In Her the AI are sometimes more relatable than the human characters.
The AI, Samantha, becomes more ghostly and out-of-touch. As she acquires knowledge she tires of her master’s ineptitude. She pities him and in this way pities humanity. Eventually, she ascends to a different plane while the humans are left to ponder their fate…alone.
The AI from Blade Runner 2049
The main character K (a replicant (robot), though basically human) has an AI girlfriend named Joi who is extremely convincing as far as AI are concerned. She obviously cares for K and is desirous of being close to him. You get the impression that she desperately wants him to be happy. But she is a computer program and the implications of this are explored throughout the film in intriguing ways.

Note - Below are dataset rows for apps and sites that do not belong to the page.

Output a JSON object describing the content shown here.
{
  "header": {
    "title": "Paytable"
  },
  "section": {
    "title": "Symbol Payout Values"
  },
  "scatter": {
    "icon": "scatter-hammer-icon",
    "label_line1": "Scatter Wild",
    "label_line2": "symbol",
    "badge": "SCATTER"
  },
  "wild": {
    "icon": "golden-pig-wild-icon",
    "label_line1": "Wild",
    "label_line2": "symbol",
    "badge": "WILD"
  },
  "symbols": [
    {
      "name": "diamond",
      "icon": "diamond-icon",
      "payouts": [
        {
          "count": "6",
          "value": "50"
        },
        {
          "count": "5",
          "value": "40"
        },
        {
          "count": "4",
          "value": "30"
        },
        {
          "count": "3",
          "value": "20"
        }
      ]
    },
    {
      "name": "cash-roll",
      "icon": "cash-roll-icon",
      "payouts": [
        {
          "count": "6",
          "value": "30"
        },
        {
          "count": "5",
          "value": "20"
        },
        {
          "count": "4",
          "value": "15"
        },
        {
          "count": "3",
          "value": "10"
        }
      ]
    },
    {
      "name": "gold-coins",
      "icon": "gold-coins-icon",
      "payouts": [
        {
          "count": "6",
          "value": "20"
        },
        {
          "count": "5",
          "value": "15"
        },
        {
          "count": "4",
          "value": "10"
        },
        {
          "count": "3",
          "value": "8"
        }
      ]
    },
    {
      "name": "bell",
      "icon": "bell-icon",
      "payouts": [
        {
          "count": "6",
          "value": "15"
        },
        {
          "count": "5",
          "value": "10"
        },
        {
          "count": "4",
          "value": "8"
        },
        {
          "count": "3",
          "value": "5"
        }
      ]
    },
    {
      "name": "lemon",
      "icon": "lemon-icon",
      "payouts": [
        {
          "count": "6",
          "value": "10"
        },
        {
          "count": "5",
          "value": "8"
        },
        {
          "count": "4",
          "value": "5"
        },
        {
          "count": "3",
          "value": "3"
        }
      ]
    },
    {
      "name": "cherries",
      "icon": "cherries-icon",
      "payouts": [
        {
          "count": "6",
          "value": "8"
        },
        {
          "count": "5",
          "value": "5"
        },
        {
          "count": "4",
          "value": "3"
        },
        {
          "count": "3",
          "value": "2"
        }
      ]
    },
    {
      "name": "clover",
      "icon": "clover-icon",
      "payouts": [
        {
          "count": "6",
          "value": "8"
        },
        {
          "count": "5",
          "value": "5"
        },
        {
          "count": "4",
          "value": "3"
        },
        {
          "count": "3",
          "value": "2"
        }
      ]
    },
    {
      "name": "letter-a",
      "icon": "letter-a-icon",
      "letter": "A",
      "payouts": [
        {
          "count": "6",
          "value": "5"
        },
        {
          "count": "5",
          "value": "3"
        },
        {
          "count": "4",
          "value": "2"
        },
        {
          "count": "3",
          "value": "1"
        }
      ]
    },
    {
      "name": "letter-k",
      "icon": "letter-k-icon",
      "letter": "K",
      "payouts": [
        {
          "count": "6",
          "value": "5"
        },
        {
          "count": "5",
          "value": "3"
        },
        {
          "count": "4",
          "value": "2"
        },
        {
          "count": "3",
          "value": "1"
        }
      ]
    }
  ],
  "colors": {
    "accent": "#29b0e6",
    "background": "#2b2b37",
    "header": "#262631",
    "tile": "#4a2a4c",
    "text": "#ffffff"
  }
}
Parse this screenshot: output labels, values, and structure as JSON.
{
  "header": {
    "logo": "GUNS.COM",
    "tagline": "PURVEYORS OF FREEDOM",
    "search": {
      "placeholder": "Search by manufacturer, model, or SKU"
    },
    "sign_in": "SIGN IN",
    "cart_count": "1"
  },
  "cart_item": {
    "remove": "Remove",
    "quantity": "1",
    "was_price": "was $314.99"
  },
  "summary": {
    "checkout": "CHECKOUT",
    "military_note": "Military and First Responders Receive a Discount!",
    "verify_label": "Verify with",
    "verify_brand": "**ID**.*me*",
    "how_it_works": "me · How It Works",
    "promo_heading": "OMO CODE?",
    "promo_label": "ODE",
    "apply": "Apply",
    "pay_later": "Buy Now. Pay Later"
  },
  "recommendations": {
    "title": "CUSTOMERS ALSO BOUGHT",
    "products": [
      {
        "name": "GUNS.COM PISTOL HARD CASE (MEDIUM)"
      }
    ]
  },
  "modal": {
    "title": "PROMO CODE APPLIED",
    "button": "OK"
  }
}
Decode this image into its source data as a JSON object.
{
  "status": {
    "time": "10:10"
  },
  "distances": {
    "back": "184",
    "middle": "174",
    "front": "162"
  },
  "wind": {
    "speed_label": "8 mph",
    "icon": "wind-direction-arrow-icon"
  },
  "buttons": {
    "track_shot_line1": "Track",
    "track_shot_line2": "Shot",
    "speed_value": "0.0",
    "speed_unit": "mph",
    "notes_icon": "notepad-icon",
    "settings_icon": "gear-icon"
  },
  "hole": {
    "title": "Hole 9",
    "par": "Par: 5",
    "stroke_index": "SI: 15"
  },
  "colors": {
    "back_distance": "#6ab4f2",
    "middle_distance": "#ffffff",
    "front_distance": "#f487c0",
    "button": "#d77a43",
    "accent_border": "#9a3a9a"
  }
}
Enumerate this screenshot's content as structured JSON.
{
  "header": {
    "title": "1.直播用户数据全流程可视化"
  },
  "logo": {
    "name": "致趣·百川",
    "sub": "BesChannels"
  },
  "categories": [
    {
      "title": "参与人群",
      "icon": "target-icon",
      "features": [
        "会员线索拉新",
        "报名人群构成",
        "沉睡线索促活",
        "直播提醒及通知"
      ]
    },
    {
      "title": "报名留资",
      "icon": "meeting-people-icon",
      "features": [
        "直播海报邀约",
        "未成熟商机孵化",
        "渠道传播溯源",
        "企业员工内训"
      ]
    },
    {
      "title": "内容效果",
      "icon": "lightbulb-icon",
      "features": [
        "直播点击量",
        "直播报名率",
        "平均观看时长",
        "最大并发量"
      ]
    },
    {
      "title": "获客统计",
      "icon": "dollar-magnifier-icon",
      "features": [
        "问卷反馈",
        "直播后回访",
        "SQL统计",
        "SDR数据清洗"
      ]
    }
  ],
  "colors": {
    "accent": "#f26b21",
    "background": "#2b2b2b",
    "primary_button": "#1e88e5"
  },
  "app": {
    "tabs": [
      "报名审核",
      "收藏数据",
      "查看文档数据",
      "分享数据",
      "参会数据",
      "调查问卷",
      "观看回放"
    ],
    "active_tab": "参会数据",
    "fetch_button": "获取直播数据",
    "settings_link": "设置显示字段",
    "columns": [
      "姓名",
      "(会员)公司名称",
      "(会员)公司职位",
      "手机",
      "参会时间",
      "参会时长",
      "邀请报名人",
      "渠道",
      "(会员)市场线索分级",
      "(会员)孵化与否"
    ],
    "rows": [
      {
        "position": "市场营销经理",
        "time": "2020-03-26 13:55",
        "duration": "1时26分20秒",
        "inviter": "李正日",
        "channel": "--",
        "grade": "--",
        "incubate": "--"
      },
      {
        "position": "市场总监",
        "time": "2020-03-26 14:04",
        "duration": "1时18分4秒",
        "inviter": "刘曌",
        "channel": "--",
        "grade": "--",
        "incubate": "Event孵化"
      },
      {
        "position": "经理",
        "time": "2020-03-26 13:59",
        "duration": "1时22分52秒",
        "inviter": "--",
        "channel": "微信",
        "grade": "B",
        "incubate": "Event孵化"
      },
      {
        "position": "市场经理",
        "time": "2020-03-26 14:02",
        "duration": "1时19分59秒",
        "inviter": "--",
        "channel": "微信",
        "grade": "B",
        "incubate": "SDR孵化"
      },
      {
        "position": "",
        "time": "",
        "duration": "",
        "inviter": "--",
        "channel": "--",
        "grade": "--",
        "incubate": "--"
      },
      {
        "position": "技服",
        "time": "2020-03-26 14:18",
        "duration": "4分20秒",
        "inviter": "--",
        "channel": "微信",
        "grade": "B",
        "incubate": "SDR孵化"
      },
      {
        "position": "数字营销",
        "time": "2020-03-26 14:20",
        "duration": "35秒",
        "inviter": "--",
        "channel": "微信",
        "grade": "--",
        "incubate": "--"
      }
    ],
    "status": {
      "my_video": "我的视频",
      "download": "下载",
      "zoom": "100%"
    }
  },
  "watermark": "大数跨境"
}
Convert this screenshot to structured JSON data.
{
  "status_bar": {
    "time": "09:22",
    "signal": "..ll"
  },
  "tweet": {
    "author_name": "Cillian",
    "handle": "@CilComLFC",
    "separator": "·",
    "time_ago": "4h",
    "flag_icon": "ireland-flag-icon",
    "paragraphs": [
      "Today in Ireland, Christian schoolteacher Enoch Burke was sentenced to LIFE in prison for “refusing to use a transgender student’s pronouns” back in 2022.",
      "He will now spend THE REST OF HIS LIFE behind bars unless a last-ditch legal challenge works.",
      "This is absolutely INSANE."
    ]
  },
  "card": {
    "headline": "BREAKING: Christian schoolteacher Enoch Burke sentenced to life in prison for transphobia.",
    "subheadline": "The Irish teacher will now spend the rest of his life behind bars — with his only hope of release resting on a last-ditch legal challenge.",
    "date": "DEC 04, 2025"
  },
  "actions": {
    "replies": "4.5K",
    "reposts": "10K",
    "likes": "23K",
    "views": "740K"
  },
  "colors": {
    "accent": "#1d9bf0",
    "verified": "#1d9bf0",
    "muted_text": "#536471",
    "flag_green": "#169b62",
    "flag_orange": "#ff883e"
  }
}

Implications of the AI computer program relationship:
- She can be paused;
- She can be upgraded and carried around on other devices;
- She can reason at lightning speed;
- She can’t be killed although the data that made her uniquely her can be erased;
- She cannot physically interact with K. Yet, in one touching scene, she meshes with a female prostitute and consummates her relationship with K. A practice known as sex surrogacy;
- There are other versions of her floating around society.
Of all the characters we have explored thus far I think Joi is the truest representation of how AI relationships with individuals will play out in the future. In how Joi learns to care for K and how together they learn to overcome the obvious limitations of her platform.
Note: In Star Wars franchise the droids often present us with their intelligence and humanity (but they are kept as slaves, very much by design…then again the Star Wars Universe has plenty of slaves of all kinds). However, these droids are almost all seemingly indifferent to romantic love.
Do you have other examples? Post them in the comments!